Needless to say, it is really, really difficult to distill a grain in whiskey with immersion elements for the reason above. However, there are two additional ways to employ an immersion element. We’ll circle back to those examples when we talk about the use of jacketed kettles here in just a bit.

The next most efficient way to distill from a heating standpoint is with steam. More specifically, direct steam injection is a very efficient way to transfer heat. Direct steam injection however is not as efficient as an immersion element and here is why. The heat generated from an immersion element originates on the surface of the element which is making direct contact with the liquid. Therefore 100% of the heat originates and distributed directly into the liquid.

When heating with a traditional steam boiler, even though the steam will release 100% of its energy into the liquid, the origin of the steam source is typically generated away from the kettle and has to be transferred to the kettle via some form of piping. This transfer process represents heat loss.  Furthermore, when distilling with direct steam injection, we will also be introducing more water to the beer by virtue of the steam condensing into the kettle charge. In other words, direct steam injection will dilute the ABV of your beer and therefore represents a loss of efficiency on another level. So, in this case any efficiency gained by the  superior heat up method ends up loosing value because the reduced / diluted abv will require more effort to produce the final product.

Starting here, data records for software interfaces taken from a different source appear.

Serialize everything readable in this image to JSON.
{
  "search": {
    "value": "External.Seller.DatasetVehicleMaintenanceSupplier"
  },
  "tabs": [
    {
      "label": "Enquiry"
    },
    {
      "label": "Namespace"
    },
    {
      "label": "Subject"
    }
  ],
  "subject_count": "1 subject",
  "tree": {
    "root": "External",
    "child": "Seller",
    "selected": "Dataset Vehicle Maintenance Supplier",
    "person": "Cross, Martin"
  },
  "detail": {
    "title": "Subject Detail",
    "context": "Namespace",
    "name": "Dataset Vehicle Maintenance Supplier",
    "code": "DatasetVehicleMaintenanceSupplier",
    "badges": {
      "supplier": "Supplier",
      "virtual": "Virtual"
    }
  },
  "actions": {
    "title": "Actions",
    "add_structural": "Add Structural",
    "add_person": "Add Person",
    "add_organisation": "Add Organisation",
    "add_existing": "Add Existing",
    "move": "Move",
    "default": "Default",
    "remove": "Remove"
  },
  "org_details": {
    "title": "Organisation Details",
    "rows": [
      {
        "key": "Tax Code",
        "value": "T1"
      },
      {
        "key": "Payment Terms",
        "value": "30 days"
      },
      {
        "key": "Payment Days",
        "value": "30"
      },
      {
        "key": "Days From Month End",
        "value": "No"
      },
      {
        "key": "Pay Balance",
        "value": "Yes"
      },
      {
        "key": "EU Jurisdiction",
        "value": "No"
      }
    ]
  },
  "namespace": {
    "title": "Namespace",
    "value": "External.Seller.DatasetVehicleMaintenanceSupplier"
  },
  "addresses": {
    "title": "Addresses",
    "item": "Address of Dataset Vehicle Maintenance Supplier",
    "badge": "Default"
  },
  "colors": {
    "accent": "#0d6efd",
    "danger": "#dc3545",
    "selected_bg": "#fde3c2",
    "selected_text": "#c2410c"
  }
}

Ok, now let move back to the jacketed kettles and heating those kettles with steam or electric. Let’s start with the steam fired jacketed kettle. Again, here we have steam which provides superior heat transfer characteristics. The steam as mentioned above is piped from the classic steam boiler to the still with steam piping and then distributed into a jacket or casing that envelope the inner wall of the kettle. The jacket would be capable of maintaining 15 psi. on a low-pressure kettle. Once the steam is piped into the jacket and makes contact with the inner wall, the heat carried by the steam will transfer through the inner wall into the liquid in the kettle. Once pressure is achieved, the jacket would then be capable of achieving upwards of 245° F.

For the electric (elements) jacketed kettle, The StillDragon design has a small reservoir on the base of the jacket that is fully integrated into the jacket. The reservoir fill level holds anywhere from 10 or 12 gallons to 20 or 25 gallons of water depending on the size of the kettle. The elements are installed directly into the reservoir and heats the water to boiling. The elements do not at all make contact with the kettle (beer or wine) charge. Once the water in the reservoir reaches its boiling point and starts to produce steam, the steam will rise up and occupy the remaining heads space within the jacket. And again, at 15 psi the jacket would then be capable of achieving upwards of 245° F.

So Basically, this electric kettle design is really nothing more than a kettle with a steam jacket that has it’s own self-contained steam generator.

And finally we come the jacketed electric kettle that uses oil as the heating media. The difference here is that oil is used to fill the larger part of the jacket while allowing room for some expansion. Heat up times are typically slower since the larger oil mass in the jacket has to be fully heated and then the heat has then also transfer into the kettle charge. However, once brough to temp the oil is extremely efficient at maintaining its heat and only requires a fraction of the heat otherwise needed to bring the entire mass to running temps.

All heating methods have their advantages and disadvantages and as mentioned at the beginning of this blog post, very frequently if on a shoestring budget the best way is usually whatever resource is readily available, particularly if you are not willing to invest in the infrastructure of a short term lease, rental property for example. 

What is the best way to heat your still? Well, that depends.